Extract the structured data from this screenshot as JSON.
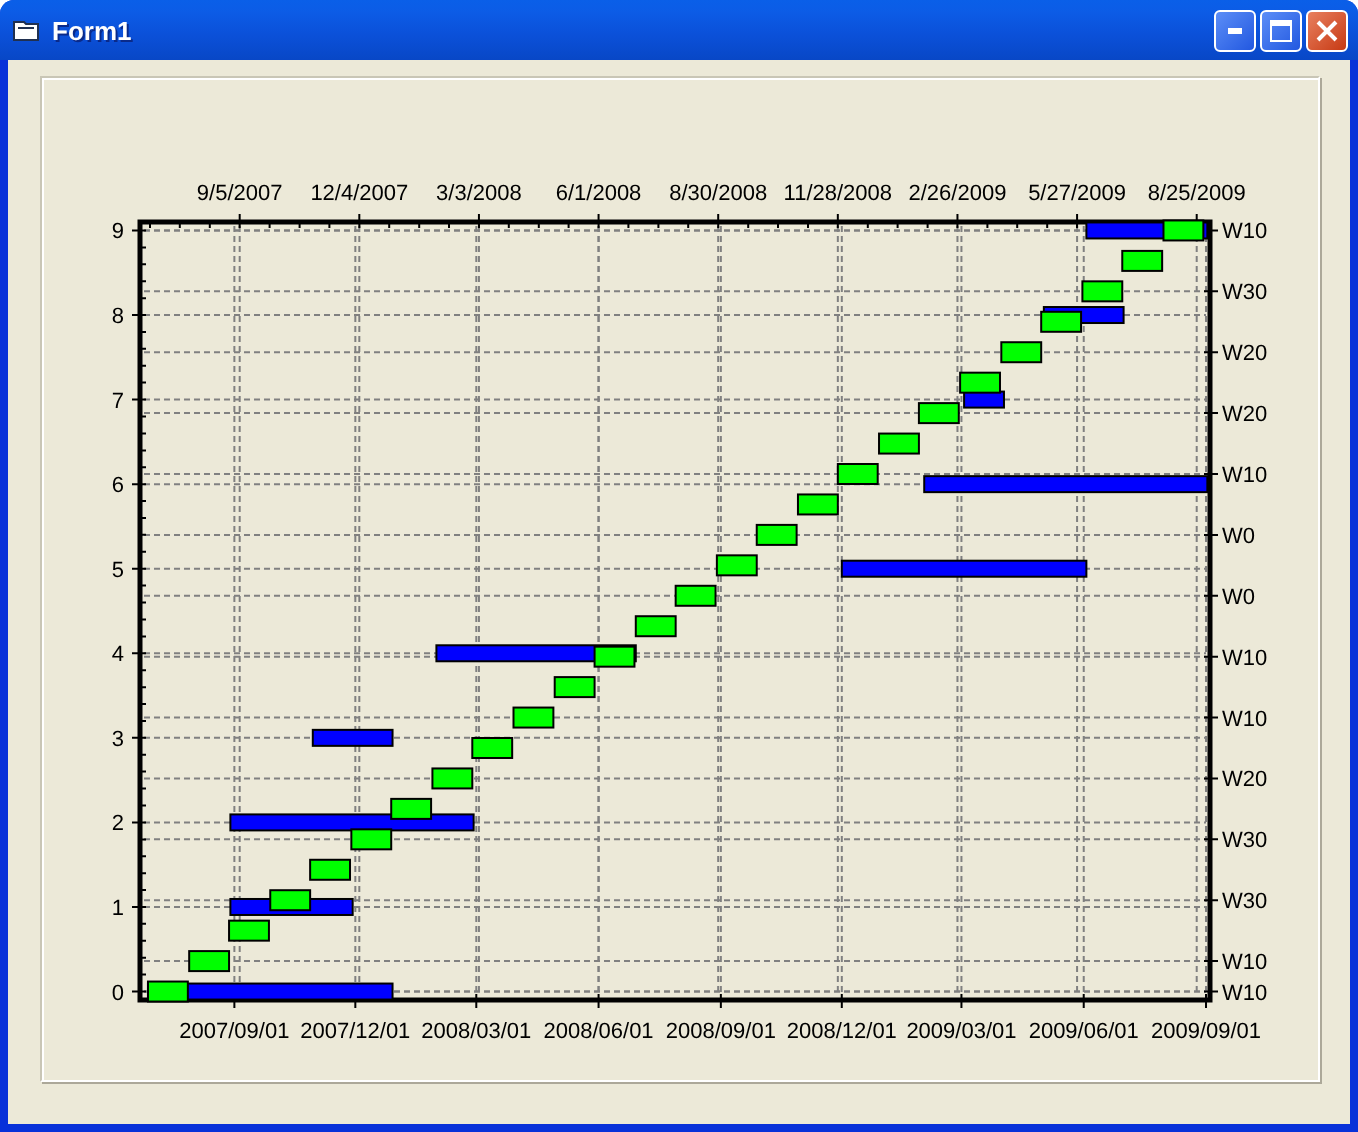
{
  "window": {
    "title": "Form1"
  },
  "chart": {
    "top_axis_labels": [
      "9/5/2007",
      "12/4/2007",
      "3/3/2008",
      "6/1/2008",
      "8/30/2008",
      "11/28/2008",
      "2/26/2009",
      "5/27/2009",
      "8/25/2009"
    ],
    "left_axis_labels": [
      "9",
      "8",
      "7",
      "6",
      "5",
      "4",
      "3",
      "2",
      "1",
      "0"
    ],
    "right_axis_labels": [
      "W10",
      "W30",
      "W20",
      "W20",
      "W10",
      "W0",
      "W0",
      "W10",
      "W10",
      "W20",
      "W30",
      "W30",
      "W10",
      "W10"
    ],
    "bottom_axis_labels": [
      "2007/09/01",
      "2007/12/01",
      "2008/03/01",
      "2008/06/01",
      "2008/09/01",
      "2008/12/01",
      "2009/03/01",
      "2009/06/01",
      "2009/09/01"
    ]
  }
}
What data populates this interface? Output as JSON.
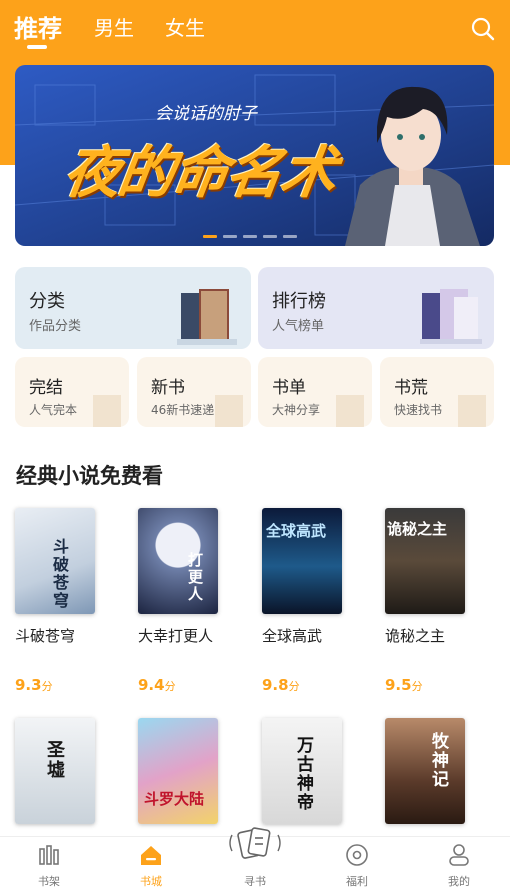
{
  "tabs": [
    {
      "label": "推荐",
      "active": true
    },
    {
      "label": "男生",
      "active": false
    },
    {
      "label": "女生",
      "active": false
    }
  ],
  "banner": {
    "author": "会说话的肘子",
    "title": "夜的命名术",
    "slide_count": 5,
    "active_slide": 1
  },
  "entries": [
    {
      "title": "分类",
      "sub": "作品分类"
    },
    {
      "title": "排行榜",
      "sub": "人气榜单"
    },
    {
      "title": "完结",
      "sub": "人气完本"
    },
    {
      "title": "新书",
      "sub": "46新书速递"
    },
    {
      "title": "书单",
      "sub": "大神分享"
    },
    {
      "title": "书荒",
      "sub": "快速找书"
    }
  ],
  "section": {
    "title": "经典小说免费看"
  },
  "books": [
    {
      "name": "斗破苍穹",
      "score": "9.3",
      "unit": "分",
      "cover_text": "斗破苍穹"
    },
    {
      "name": "大幸打更人",
      "score": "9.4",
      "unit": "分",
      "cover_text": "打更人"
    },
    {
      "name": "全球高武",
      "score": "9.8",
      "unit": "分",
      "cover_text": "全球高武"
    },
    {
      "name": "诡秘之主",
      "score": "9.5",
      "unit": "分",
      "cover_text": "诡秘之主"
    }
  ],
  "books_row2": [
    {
      "cover_text": "圣墟"
    },
    {
      "cover_text": "斗罗大陆"
    },
    {
      "cover_text": "万古神帝"
    },
    {
      "cover_text": "牧神记"
    }
  ],
  "bottom_nav": [
    {
      "label": "书架",
      "icon": "bookshelf-icon",
      "active": false
    },
    {
      "label": "书城",
      "icon": "bookstore-icon",
      "active": true
    },
    {
      "label": "寻书",
      "icon": "find-book-icon",
      "active": false
    },
    {
      "label": "福利",
      "icon": "welfare-icon",
      "active": false
    },
    {
      "label": "我的",
      "icon": "profile-icon",
      "active": false
    }
  ],
  "colors": {
    "accent": "#FDA21A",
    "banner_bg": "#1F3F8C"
  }
}
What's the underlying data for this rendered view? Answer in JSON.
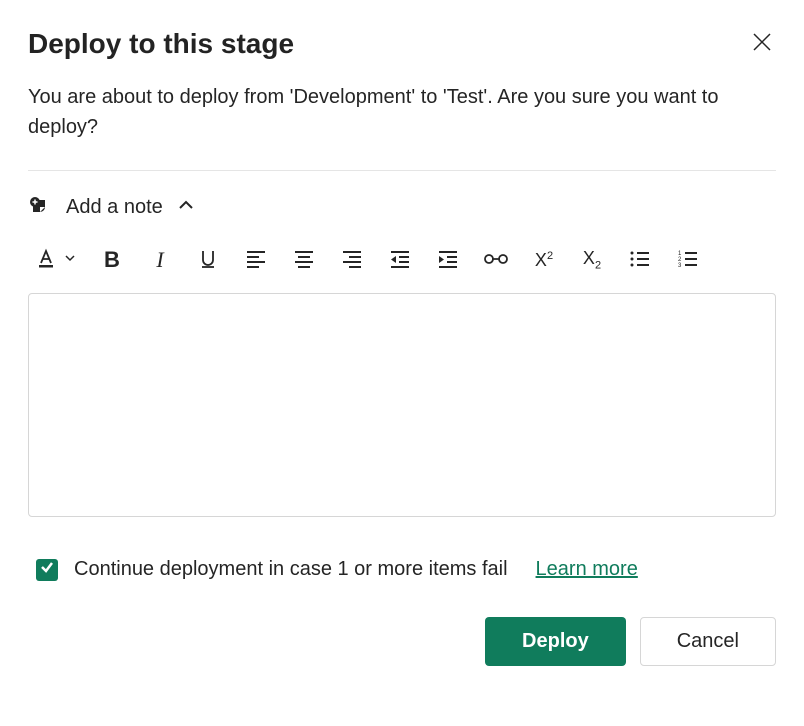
{
  "dialog": {
    "title": "Deploy to this stage",
    "subtitle": "You are about to deploy from 'Development' to 'Test'. Are you sure you want to deploy?"
  },
  "note": {
    "label": "Add a note",
    "content": "",
    "placeholder": ""
  },
  "toolbar": {
    "font_color": "Font color",
    "bold": "Bold",
    "italic": "Italic",
    "underline": "Underline",
    "align_left": "Align left",
    "align_center": "Align center",
    "align_right": "Align right",
    "indent_decrease": "Decrease indent",
    "indent_increase": "Increase indent",
    "link": "Insert link",
    "superscript": "Superscript",
    "subscript": "Subscript",
    "bulleted_list": "Bulleted list",
    "numbered_list": "Numbered list"
  },
  "checkbox": {
    "label": "Continue deployment in case 1 or more items fail",
    "checked": true,
    "learn_more": "Learn more"
  },
  "footer": {
    "deploy_label": "Deploy",
    "cancel_label": "Cancel"
  },
  "colors": {
    "primary": "#107c5c"
  }
}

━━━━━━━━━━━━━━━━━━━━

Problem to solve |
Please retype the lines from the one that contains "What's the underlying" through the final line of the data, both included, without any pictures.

Completed task |
What's the underlying data for this rendered view? Answer in JSON.
{
  "dialog": {
    "title": "Deploy to this stage",
    "subtitle": "You are about to deploy from 'Development' to 'Test'. Are you sure you want to deploy?"
  },
  "note": {
    "label": "Add a note",
    "content": "",
    "placeholder": ""
  },
  "toolbar": {
    "font_color": "Font color",
    "bold": "Bold",
    "italic": "Italic",
    "underline": "Underline",
    "align_left": "Align left",
    "align_center": "Align center",
    "align_right": "Align right",
    "indent_decrease": "Decrease indent",
    "indent_increase": "Increase indent",
    "link": "Insert link",
    "superscript": "Superscript",
    "subscript": "Subscript",
    "bulleted_list": "Bulleted list",
    "numbered_list": "Numbered list"
  },
  "checkbox": {
    "label": "Continue deployment in case 1 or more items fail",
    "checked": true,
    "learn_more": "Learn more"
  },
  "footer": {
    "deploy_label": "Deploy",
    "cancel_label": "Cancel"
  },
  "colors": {
    "primary": "#107c5c"
  }
}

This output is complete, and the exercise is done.